■ PROBLEM DETAILS ■
Looking through the entries, count each line where the string "before" occurs, and write only the total.

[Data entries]
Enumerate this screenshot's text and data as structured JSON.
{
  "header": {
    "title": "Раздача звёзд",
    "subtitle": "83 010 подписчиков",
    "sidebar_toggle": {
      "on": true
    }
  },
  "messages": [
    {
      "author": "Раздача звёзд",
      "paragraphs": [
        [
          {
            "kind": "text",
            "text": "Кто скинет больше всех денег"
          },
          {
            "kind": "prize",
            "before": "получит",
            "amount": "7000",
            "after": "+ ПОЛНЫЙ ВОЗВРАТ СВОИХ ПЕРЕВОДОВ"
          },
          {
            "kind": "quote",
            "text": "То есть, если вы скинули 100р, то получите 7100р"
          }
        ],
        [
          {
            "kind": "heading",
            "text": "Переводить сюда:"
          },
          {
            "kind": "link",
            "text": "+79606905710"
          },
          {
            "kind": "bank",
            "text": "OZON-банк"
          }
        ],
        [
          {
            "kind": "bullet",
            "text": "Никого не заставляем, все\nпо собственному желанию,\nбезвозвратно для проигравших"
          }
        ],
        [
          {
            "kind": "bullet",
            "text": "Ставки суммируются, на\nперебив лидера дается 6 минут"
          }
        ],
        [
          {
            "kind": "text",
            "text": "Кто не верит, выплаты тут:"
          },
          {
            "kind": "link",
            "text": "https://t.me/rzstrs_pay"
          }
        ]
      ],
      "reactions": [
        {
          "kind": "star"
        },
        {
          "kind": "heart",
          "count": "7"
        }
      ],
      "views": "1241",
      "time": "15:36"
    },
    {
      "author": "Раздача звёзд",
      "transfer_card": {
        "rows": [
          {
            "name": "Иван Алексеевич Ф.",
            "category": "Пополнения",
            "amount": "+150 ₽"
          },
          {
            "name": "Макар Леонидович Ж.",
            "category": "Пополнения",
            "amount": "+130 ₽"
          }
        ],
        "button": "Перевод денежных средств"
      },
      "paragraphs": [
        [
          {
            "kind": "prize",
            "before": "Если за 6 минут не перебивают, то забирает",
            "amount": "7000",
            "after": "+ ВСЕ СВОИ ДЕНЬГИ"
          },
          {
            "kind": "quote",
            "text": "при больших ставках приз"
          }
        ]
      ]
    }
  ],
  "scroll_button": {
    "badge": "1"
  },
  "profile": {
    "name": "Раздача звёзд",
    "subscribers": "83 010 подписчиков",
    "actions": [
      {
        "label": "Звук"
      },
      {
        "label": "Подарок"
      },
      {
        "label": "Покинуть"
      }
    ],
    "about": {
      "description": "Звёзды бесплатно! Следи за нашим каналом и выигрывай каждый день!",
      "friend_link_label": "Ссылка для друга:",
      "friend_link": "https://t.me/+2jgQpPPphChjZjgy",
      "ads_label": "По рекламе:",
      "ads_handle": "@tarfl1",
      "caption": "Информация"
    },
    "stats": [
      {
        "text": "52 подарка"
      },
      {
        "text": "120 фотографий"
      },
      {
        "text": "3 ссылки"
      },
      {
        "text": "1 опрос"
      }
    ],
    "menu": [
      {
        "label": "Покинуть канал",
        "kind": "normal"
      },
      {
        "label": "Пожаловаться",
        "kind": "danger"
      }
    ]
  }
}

■ SOLUTION TO THIS TASK ■
2